In a democratic constitutional state, the ultima ratio is the starting point for military action. Armed forces are only deployed in the most extreme cases, when all other peaceful means of conflict resolution inherent in a democracy have been exhausted. So it is simply in the nature of things for democratic armed forces to perform a delicate balancing act between ethics and tragedy. Moral dilemmas are an intrinsic aspect of deployments. Soldiers as individuals face the enormous danger of morally damaging their own identity – besmirching it – through their actions in dilemma situations. This explains the desire for recognition that soldiers often express after a deployment. Civil society, which gave soldiers the mandate for military action, is no less affected by dilemmas of this kind. Fred van Iersel begins by outlining this very fundamental framework under which military deployments take place, before addressing the question of how to deal with the dilemmas that inevitably arise. He suggests a recourse to the Aristotelian ethics of virtue. Military action should be understood as practice, as action based on prudence (phronèsis), in which the choice of one’s own goals and means has to be harmonized with the situational reality as it appears in one’s own sharpened perception.
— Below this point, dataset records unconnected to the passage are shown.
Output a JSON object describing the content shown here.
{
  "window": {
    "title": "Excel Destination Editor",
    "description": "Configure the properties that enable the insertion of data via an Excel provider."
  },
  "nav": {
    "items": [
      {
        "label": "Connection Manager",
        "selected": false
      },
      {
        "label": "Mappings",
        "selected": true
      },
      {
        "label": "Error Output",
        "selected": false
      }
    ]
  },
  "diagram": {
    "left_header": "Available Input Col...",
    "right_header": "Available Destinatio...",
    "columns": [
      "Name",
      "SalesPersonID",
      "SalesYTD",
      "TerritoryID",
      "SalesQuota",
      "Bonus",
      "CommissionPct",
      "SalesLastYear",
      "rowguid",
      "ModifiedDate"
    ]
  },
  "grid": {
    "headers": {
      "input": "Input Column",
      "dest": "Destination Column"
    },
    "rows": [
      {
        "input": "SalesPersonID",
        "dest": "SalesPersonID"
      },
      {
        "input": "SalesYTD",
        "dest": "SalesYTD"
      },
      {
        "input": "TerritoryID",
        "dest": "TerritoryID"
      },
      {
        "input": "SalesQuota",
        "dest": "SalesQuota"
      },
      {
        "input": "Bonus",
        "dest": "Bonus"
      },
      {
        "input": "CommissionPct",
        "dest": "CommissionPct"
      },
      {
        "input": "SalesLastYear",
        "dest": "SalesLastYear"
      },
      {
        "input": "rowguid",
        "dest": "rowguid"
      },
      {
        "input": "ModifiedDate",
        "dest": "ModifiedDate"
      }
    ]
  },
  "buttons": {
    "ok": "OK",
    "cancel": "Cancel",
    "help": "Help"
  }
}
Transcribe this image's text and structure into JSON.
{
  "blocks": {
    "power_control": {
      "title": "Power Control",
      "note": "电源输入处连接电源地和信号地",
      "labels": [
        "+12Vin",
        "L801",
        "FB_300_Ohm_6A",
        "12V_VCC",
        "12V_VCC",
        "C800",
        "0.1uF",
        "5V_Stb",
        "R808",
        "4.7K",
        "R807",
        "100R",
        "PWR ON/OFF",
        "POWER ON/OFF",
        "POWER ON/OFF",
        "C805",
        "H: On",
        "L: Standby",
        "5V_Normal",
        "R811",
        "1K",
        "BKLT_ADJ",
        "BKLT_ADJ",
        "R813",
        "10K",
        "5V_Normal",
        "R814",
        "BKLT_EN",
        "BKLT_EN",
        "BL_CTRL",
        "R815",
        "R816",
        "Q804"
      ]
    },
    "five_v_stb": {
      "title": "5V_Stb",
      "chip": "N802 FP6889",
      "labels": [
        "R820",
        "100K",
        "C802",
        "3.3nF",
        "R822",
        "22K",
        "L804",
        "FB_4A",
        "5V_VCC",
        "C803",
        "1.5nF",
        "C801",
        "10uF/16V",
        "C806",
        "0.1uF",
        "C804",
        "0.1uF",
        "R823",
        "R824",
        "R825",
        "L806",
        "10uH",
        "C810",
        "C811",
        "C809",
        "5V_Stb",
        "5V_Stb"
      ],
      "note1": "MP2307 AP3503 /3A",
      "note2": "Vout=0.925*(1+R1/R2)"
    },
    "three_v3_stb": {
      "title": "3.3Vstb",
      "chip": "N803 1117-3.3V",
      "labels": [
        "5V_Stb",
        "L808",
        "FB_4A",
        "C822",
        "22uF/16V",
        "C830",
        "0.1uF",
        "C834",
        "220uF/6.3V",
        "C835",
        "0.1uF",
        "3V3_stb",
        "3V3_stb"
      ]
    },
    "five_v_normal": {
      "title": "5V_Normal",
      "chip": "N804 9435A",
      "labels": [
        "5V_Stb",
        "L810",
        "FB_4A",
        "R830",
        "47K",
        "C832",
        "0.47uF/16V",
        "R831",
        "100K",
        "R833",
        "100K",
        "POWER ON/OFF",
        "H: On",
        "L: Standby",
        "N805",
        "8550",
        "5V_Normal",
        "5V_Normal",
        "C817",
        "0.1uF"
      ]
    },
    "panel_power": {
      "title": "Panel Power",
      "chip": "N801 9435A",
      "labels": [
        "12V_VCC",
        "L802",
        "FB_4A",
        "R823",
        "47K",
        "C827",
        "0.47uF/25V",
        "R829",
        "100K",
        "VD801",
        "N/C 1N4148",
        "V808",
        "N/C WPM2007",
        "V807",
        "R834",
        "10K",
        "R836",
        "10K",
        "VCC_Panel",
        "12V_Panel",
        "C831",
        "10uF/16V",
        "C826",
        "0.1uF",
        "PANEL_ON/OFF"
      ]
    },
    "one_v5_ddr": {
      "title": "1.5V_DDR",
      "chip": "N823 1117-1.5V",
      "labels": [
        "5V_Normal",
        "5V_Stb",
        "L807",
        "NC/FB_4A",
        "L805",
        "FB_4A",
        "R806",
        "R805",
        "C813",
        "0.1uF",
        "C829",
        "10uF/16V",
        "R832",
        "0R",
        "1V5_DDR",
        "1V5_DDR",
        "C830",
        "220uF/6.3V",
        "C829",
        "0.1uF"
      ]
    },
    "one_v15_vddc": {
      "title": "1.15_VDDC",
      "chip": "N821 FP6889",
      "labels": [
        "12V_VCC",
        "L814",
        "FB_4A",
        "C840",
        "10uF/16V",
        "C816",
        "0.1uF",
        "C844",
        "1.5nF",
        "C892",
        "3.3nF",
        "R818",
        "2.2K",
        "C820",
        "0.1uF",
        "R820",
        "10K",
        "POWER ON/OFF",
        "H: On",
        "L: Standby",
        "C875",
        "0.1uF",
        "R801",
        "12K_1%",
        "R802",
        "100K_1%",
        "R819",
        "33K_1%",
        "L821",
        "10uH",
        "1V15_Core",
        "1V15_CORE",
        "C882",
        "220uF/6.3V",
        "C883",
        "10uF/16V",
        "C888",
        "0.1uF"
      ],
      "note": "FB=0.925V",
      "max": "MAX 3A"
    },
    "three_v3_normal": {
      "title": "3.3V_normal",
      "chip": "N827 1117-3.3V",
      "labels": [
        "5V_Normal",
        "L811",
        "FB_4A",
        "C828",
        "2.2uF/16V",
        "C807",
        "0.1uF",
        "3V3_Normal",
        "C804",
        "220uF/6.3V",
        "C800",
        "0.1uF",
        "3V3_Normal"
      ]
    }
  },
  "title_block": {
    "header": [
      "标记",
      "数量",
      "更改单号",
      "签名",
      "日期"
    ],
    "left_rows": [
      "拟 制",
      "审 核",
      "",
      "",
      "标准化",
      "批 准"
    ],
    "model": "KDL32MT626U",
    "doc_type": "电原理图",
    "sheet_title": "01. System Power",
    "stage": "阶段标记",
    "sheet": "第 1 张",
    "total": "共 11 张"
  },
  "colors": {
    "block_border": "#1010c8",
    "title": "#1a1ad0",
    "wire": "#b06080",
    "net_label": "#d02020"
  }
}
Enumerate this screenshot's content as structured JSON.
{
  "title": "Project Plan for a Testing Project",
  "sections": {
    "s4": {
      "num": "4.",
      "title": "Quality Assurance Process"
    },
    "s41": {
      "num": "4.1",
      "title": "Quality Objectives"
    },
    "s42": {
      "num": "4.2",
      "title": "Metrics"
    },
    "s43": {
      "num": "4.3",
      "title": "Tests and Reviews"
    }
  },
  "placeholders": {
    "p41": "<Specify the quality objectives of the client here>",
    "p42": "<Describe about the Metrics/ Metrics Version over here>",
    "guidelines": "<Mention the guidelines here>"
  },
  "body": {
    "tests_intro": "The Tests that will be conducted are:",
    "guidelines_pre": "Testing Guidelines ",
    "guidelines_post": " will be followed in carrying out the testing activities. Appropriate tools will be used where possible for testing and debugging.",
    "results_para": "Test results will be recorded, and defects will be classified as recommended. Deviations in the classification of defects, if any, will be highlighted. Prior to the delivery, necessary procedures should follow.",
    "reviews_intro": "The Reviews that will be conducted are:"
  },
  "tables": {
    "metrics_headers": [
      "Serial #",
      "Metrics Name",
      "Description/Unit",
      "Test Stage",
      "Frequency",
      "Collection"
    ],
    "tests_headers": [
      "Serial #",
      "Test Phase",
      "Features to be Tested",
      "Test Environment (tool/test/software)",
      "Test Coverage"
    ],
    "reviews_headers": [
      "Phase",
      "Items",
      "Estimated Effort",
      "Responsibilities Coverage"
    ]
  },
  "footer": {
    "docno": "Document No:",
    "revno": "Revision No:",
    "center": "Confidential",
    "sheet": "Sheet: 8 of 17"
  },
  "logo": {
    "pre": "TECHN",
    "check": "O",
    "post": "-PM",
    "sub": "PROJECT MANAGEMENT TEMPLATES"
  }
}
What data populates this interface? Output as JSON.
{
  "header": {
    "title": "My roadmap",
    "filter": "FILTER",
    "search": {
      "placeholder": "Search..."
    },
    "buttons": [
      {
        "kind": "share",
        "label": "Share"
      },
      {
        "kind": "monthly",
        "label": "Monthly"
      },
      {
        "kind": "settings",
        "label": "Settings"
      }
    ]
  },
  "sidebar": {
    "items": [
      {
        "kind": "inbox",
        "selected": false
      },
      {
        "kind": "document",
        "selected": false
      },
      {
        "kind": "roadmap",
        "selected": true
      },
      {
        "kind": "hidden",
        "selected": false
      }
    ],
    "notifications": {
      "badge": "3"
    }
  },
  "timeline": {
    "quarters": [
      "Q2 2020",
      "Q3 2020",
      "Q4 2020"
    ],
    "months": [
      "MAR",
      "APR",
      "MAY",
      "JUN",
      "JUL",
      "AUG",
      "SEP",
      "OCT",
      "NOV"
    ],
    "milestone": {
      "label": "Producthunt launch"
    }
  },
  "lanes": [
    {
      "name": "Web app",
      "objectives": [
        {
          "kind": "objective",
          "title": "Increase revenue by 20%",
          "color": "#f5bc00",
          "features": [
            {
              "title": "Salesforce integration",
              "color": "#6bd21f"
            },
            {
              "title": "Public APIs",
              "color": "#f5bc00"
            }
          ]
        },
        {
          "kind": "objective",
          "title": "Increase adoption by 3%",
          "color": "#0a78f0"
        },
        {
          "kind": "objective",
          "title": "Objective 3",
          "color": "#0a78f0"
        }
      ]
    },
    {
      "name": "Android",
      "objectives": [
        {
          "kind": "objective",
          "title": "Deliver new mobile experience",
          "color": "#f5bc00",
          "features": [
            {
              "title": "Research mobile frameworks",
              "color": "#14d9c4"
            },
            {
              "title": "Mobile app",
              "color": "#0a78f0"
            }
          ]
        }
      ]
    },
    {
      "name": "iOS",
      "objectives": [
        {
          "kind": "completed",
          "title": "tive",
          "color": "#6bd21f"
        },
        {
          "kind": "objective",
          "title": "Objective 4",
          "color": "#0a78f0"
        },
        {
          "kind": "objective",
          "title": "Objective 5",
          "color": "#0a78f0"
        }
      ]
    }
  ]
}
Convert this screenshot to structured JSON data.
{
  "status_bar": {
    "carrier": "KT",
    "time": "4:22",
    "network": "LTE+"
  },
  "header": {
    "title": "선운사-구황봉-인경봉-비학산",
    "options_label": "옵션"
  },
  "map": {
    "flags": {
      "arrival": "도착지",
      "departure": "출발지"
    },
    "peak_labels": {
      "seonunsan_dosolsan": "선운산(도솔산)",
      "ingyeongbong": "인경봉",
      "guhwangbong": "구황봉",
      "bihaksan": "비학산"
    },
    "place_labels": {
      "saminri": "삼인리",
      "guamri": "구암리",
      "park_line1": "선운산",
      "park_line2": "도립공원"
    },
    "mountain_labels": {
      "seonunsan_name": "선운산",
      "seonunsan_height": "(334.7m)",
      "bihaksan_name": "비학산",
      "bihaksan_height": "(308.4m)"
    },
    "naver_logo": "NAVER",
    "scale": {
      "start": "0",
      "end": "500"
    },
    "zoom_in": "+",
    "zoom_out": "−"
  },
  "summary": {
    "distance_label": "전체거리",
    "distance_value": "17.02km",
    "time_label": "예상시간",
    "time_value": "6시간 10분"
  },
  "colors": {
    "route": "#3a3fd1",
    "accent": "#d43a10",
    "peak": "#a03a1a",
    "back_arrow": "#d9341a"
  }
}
Using Christianity as an example, the author finally turns to religion and explains how a religious moral perfectionism can help to deal with moral dilemmas. Christian ethics takes the search for moral truth seriously that soldiers give expression to in their desire for recognition. This search can shape their role as moral actors. Their religious self-image offers military personnel a way to see themselves as more than just variables in a geopolitical equation. To the extent that faith promotes an intellectual confrontation with dilemmas, Christian spiritual and pastoral care can stimulate and encourage character development in the armed forces, and so make an essential contribution to the humanization of warfare.